- Diana Melly took up ballroom dancing in a bid to prevent dementia
- She finds dancing helps her to deal with life’s traumas
- Helen Brown says this crisp book is proof the foxtrot can keep you young
Helen Brown For The Daily Mail
16:53 EST, 19 November 2015
18:01 EST, 19 November 2015
STRICTLY BALLROOM: TALES FROM THE DANCE FLOOR
by Diana Melly
(Short Books £10.99)
When Diana Melly’s son died of a heroin overdose, aged just 24, she got so drunk on the day of his funeral that she forgot to view his body.
Then, she had a nervous breakdown and spent three months in a specialist clinic.
So when her husband, writer and jazz musician George Melly, died in July 2007, after suffering from vascular dementia and refusing treatment for his lung cancer, she decided to dance her way through grief.
Diana Melly is pictured with her third husband, jazz singer George Melly who died in 2007, at their London home
She was in her mid-70s and had type 2 diabetes, which put her at greater risk of dementia.
An Alzheimer’s expert advised that, while crosswords or sudoku could help prevent the mental unravelling she’d witnessed in her husband, ‘the best way to avoid dementia is to take up ballroom dancing’.
In this terrifically crisp little book – small enough to slip into a clutch bag – Diana Melly offers herself as proof that learning the foxtrot can keep people feeling and looking younger.
Studies show that levels of the brain’s happiness juice – serotonin – can be boosted, warding off depression and sleep disorders. The physical contact with another human warms the soul, and is not as awkward as she had feared.
The frocks are fun: you can get them on eBay and alter them. Tea dances are affordable, entrance usually costs around £5 (including tea and cake). And the music is great: ‘Sinatra, Crosby, Ella,’ she swoons, ‘singing songs by Cole Porter, Irving Berlin, Rogers and Hammerstein. Who could ask for more?’
Litres of fake tan used in each series of Strictly.
Lovers of Latin moves will be delighted to hear that some doctors are making ambitious claims for the Argentine tango, using it to treat everything from Alzheimer’s and Parkinson’s to phobias and marital breakdowns.

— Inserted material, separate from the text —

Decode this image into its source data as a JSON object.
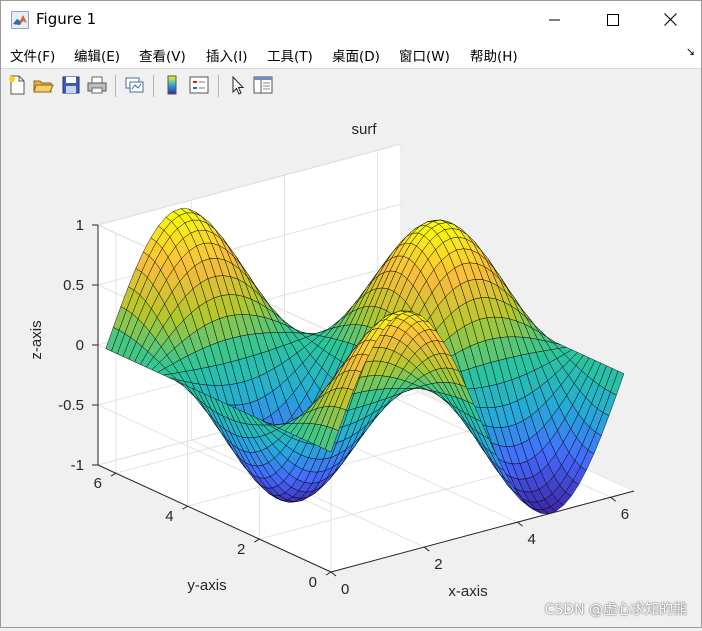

‘My marriage to George nearly broke up several times,’ writes Diana. ‘Instead of rows and tears, perhaps we should have hurried down to the local milonga [tango dance].’ In the last two years of his life, Diana had been stressed and often angry with her husband. According to her incredibly frank memoir, Take A Girl Like Me, she had felt that way for much of a stormy, 47-year open marriage during which they both took lovers – although the charming, eccentric, infuriating George was far more promiscuous, and nearly left Diana for a long-term mistress she will only refer to as ‘Greckle’.
Although she had a job as a ‘dancer’ in the early Fifties (paid to let men press up against her teenage body in the Cabaret Club, where she sported a G-string on stage), Diana says she never cut a rug with the crowd at her husband’s early jazz gigs.
STRICTLY BALLROOM: TALES FROM THE DANCE FLOOR by Diana Melly
‘He preferred me to stand at the foot of the stage and gaze up at him admiringly.’
Diana’s relationships with her dance partners are less fraught.
She doesn’t rate the professionals she meets on a cruise but, back on dry land, the popularity of Strictly means there’s no shortage of teachers. Lessons cost £20 to £30 an hour, although one man will only let her pay by treating him to dinner afterwards.
Her main teacher, Ray, is 66 and a former champion. He is stingy with his praise, but becomes a good friend. He is ‘an accomplished flirt and does a very sexy rumba,’ she says. ‘In spite of these attributes, we have a purely platonic relationship. There are advantages in being 77…somehow it’s easier to have a heterosexual male friend when sex is not an issue and, anyway, in many respects, Ray is like my gay friends. He will discuss clothes, make-up and hairstyles, the best boiler and other domestic issues.’
But there’s an awkward moment when she dispenses with his services by email and he replies, rather dramatically, that ‘whilst my head can understand, my heart doesn’t want to listen’.
The reader’s own heart will struggle later on, as Diana reveals that she’s not heel-turning her way through grief for her husband alone. Her daughter, Candy, was diagnosed with terminal cancer three days after giving birth to Diana’s granddaughter, Nancy.
Candy was given five years to live. During that time, Diana became her daughter’s chemo partner, watching the drugs trickling into her, then dashing off to tea dances in Camden.
She died aged 52. In the ten days between Candy’s death and her funeral, Diana went on a dancing holiday to Majorca organised by a dance teacher she nicknames Mr Wonderful. ‘The space needed to be filled with something,’ she says. ‘Anything.’